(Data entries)
<<<<

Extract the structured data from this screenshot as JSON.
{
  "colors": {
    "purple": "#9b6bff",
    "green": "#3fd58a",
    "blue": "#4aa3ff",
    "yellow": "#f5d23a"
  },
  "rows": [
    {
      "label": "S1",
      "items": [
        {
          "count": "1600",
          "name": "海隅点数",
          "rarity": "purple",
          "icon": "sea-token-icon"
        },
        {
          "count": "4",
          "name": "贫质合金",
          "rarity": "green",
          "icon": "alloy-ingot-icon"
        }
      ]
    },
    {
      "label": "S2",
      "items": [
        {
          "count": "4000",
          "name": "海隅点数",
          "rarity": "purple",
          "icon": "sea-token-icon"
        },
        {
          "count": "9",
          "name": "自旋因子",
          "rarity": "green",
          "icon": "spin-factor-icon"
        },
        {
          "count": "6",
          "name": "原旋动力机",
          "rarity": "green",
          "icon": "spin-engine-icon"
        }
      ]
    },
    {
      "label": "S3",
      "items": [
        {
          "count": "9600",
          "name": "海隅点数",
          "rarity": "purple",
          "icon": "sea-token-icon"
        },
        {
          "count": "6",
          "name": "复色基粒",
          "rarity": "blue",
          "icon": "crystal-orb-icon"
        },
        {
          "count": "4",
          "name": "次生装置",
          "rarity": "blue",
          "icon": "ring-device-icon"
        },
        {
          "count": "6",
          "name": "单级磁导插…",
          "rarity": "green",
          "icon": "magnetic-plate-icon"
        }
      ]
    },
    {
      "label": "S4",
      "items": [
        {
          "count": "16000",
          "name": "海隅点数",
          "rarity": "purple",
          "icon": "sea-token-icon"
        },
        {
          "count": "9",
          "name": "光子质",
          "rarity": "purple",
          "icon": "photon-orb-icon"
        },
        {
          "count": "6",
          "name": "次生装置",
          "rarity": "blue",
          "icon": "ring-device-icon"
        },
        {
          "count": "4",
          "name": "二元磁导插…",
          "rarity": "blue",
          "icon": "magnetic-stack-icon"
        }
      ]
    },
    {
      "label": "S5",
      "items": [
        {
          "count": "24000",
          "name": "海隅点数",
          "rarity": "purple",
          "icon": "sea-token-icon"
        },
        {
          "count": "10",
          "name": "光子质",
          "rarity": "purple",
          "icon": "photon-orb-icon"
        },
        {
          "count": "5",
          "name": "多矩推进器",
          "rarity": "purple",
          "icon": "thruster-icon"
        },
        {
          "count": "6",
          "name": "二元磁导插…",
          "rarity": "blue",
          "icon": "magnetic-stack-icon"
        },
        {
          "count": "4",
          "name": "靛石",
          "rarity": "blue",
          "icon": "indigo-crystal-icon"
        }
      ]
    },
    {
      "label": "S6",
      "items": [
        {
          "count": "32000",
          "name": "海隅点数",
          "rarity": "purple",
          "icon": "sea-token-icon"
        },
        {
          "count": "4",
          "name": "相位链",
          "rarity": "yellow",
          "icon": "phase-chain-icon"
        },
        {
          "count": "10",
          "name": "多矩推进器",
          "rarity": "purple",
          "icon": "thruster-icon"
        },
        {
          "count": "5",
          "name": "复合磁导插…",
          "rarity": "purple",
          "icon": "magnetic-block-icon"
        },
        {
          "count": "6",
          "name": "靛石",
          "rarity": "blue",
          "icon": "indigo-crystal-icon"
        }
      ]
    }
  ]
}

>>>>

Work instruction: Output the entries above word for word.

Your response:
Extract the structured data from this screenshot as JSON.
{
  "colors": {
    "purple": "#9b6bff",
    "green": "#3fd58a",
    "blue": "#4aa3ff",
    "yellow": "#f5d23a"
  },
  "rows": [
    {
      "label": "S1",
      "items": [
        {
          "count": "1600",
          "name": "海隅点数",
          "rarity": "purple",
          "icon": "sea-token-icon"
        },
        {
          "count": "4",
          "name": "贫质合金",
          "rarity": "green",
          "icon": "alloy-ingot-icon"
        }
      ]
    },
    {
      "label": "S2",
      "items": [
        {
          "count": "4000",
          "name": "海隅点数",
          "rarity": "purple",
          "icon": "sea-token-icon"
        },
        {
          "count": "9",
          "name": "自旋因子",
          "rarity": "green",
          "icon": "spin-factor-icon"
        },
        {
          "count": "6",
          "name": "原旋动力机",
          "rarity": "green",
          "icon": "spin-engine-icon"
        }
      ]
    },
    {
      "label": "S3",
      "items": [
        {
          "count": "9600",
          "name": "海隅点数",
          "rarity": "purple",
          "icon": "sea-token-icon"
        },
        {
          "count": "6",
          "name": "复色基粒",
          "rarity": "blue",
          "icon": "crystal-orb-icon"
        },
        {
          "count": "4",
          "name": "次生装置",
          "rarity": "blue",
          "icon": "ring-device-icon"
        },
        {
          "count": "6",
          "name": "单级磁导插…",
          "rarity": "green",
          "icon": "magnetic-plate-icon"
        }
      ]
    },
    {
      "label": "S4",
      "items": [
        {
          "count": "16000",
          "name": "海隅点数",
          "rarity": "purple",
          "icon": "sea-token-icon"
        },
        {
          "count": "9",
          "name": "光子质",
          "rarity": "purple",
          "icon": "photon-orb-icon"
        },
        {
          "count": "6",
          "name": "次生装置",
          "rarity": "blue",
          "icon": "ring-device-icon"
        },
        {
          "count": "4",
          "name": "二元磁导插…",
          "rarity": "blue",
          "icon": "magnetic-stack-icon"
        }
      ]
    },
    {
      "label": "S5",
      "items": [
        {
          "count": "24000",
          "name": "海隅点数",
          "rarity": "purple",
          "icon": "sea-token-icon"
        },
        {
          "count": "10",
          "name": "光子质",
          "rarity": "purple",
          "icon": "photon-orb-icon"
        },
        {
          "count": "5",
          "name": "多矩推进器",
          "rarity": "purple",
          "icon": "thruster-icon"
        },
        {
          "count": "6",
          "name": "二元磁导插…",
          "rarity": "blue",
          "icon": "magnetic-stack-icon"
        },
        {
          "count": "4",
          "name": "靛石",
          "rarity": "blue",
          "icon": "indigo-crystal-icon"
        }
      ]
    },
    {
      "label": "S6",
      "items": [
        {
          "count": "32000",
          "name": "海隅点数",
          "rarity": "purple",
          "icon": "sea-token-icon"
        },
        {
          "count": "4",
          "name": "相位链",
          "rarity": "yellow",
          "icon": "phase-chain-icon"
        },
        {
          "count": "10",
          "name": "多矩推进器",
          "rarity": "purple",
          "icon": "thruster-icon"
        },
        {
          "count": "5",
          "name": "复合磁导插…",
          "rarity": "purple",
          "icon": "magnetic-block-icon"
        },
        {
          "count": "6",
          "name": "靛石",
          "rarity": "blue",
          "icon": "indigo-crystal-icon"
        }
      ]
    }
  ]
}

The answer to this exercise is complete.